**GIVEN RECORDS**
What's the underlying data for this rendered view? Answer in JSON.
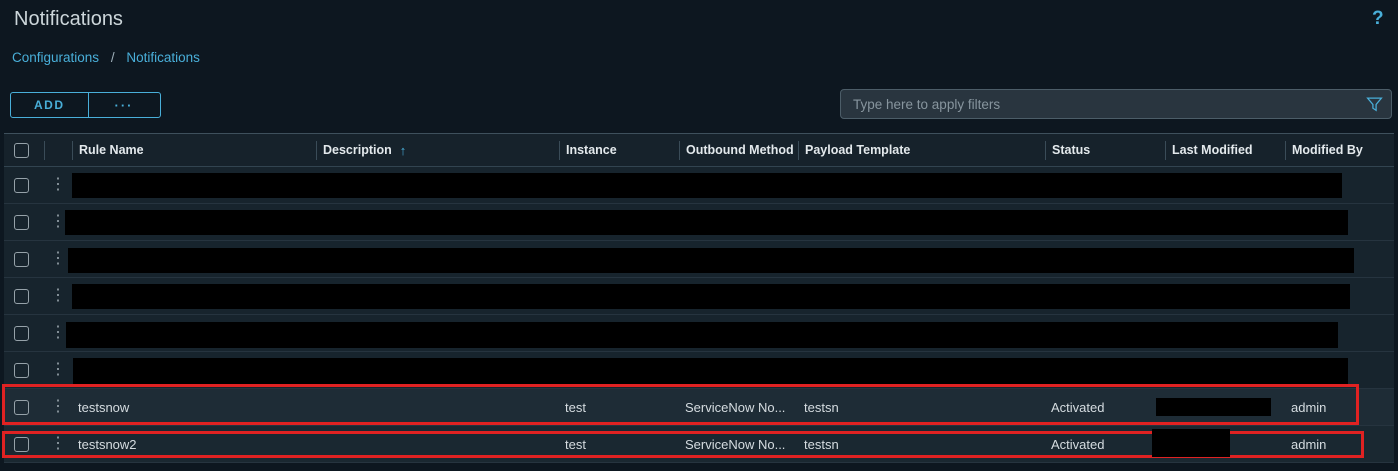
{
  "page": {
    "title": "Notifications"
  },
  "icons": {
    "kebab": "⋮",
    "sort_up": "↑",
    "help": "?"
  },
  "breadcrumb": {
    "items": [
      "Configurations",
      "Notifications"
    ],
    "separator": "/"
  },
  "toolbar": {
    "add_label": "ADD",
    "more_label": "···",
    "filter": {
      "placeholder": "Type here to apply filters",
      "value": ""
    }
  },
  "table": {
    "columns": [
      "Rule Name",
      "Description",
      "Instance",
      "Outbound Method",
      "Payload Template",
      "Status",
      "Last Modified",
      "Modified By"
    ],
    "sort": {
      "column": "Description",
      "direction": "ascending"
    },
    "rows": [
      {
        "kind": "redacted",
        "bar_style": "left:68px;top:6px;width:1270px;height:25px"
      },
      {
        "kind": "redacted",
        "bar_style": "left:61px;top:6px;width:1283px;height:25px"
      },
      {
        "kind": "redacted",
        "bar_style": "left:64px;top:7px;width:1286px;height:25px"
      },
      {
        "kind": "redacted",
        "bar_style": "left:68px;top:6px;width:1278px;height:25px"
      },
      {
        "kind": "redacted",
        "bar_style": "left:62px;top:7px;width:1272px;height:26px"
      },
      {
        "kind": "redacted",
        "bar_style": "left:69px;top:6px;width:1275px;height:26px"
      },
      {
        "kind": "data",
        "rule_name": "testsnow",
        "description": "",
        "instance": "test",
        "outbound_method": "ServiceNow No...",
        "payload_template": "testsn",
        "status": "Activated",
        "last_modified_bar_style": "left:1152px;top:9px;width:115px;height:18px",
        "modified_by": "admin"
      },
      {
        "kind": "data",
        "rule_name": "testsnow2",
        "description": "",
        "instance": "test",
        "outbound_method": "ServiceNow No...",
        "payload_template": "testsn",
        "status": "Activated",
        "last_modified_bar_style": "left:1148px;top:3px;width:78px;height:28px;z-index:12",
        "modified_by": "admin"
      }
    ]
  },
  "annotations": {
    "color": "#e02222",
    "boxes": [
      {
        "target": "row-testsnow",
        "style": "left:2px;top:384px;width:1357px;height:41px"
      },
      {
        "target": "row-testsnow2",
        "style": "left:2px;top:431px;width:1362px;height:27px"
      }
    ]
  },
  "colors": {
    "accent_blue": "#49afd9",
    "page_background": "#0d1720",
    "row_background": "#17242d",
    "redaction_black": "#000000",
    "annotation_red": "#e02222"
  }
}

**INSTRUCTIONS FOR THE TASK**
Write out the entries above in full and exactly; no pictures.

**RESULT OF THE TASK**
What's the underlying data for this rendered view? Answer in JSON.
{
  "page": {
    "title": "Notifications"
  },
  "icons": {
    "kebab": "⋮",
    "sort_up": "↑",
    "help": "?"
  },
  "breadcrumb": {
    "items": [
      "Configurations",
      "Notifications"
    ],
    "separator": "/"
  },
  "toolbar": {
    "add_label": "ADD",
    "more_label": "···",
    "filter": {
      "placeholder": "Type here to apply filters",
      "value": ""
    }
  },
  "table": {
    "columns": [
      "Rule Name",
      "Description",
      "Instance",
      "Outbound Method",
      "Payload Template",
      "Status",
      "Last Modified",
      "Modified By"
    ],
    "sort": {
      "column": "Description",
      "direction": "ascending"
    },
    "rows": [
      {
        "kind": "redacted",
        "bar_style": "left:68px;top:6px;width:1270px;height:25px"
      },
      {
        "kind": "redacted",
        "bar_style": "left:61px;top:6px;width:1283px;height:25px"
      },
      {
        "kind": "redacted",
        "bar_style": "left:64px;top:7px;width:1286px;height:25px"
      },
      {
        "kind": "redacted",
        "bar_style": "left:68px;top:6px;width:1278px;height:25px"
      },
      {
        "kind": "redacted",
        "bar_style": "left:62px;top:7px;width:1272px;height:26px"
      },
      {
        "kind": "redacted",
        "bar_style": "left:69px;top:6px;width:1275px;height:26px"
      },
      {
        "kind": "data",
        "rule_name": "testsnow",
        "description": "",
        "instance": "test",
        "outbound_method": "ServiceNow No...",
        "payload_template": "testsn",
        "status": "Activated",
        "last_modified_bar_style": "left:1152px;top:9px;width:115px;height:18px",
        "modified_by": "admin"
      },
      {
        "kind": "data",
        "rule_name": "testsnow2",
        "description": "",
        "instance": "test",
        "outbound_method": "ServiceNow No...",
        "payload_template": "testsn",
        "status": "Activated",
        "last_modified_bar_style": "left:1148px;top:3px;width:78px;height:28px;z-index:12",
        "modified_by": "admin"
      }
    ]
  },
  "annotations": {
    "color": "#e02222",
    "boxes": [
      {
        "target": "row-testsnow",
        "style": "left:2px;top:384px;width:1357px;height:41px"
      },
      {
        "target": "row-testsnow2",
        "style": "left:2px;top:431px;width:1362px;height:27px"
      }
    ]
  },
  "colors": {
    "accent_blue": "#49afd9",
    "page_background": "#0d1720",
    "row_background": "#17242d",
    "redaction_black": "#000000",
    "annotation_red": "#e02222"
  }
}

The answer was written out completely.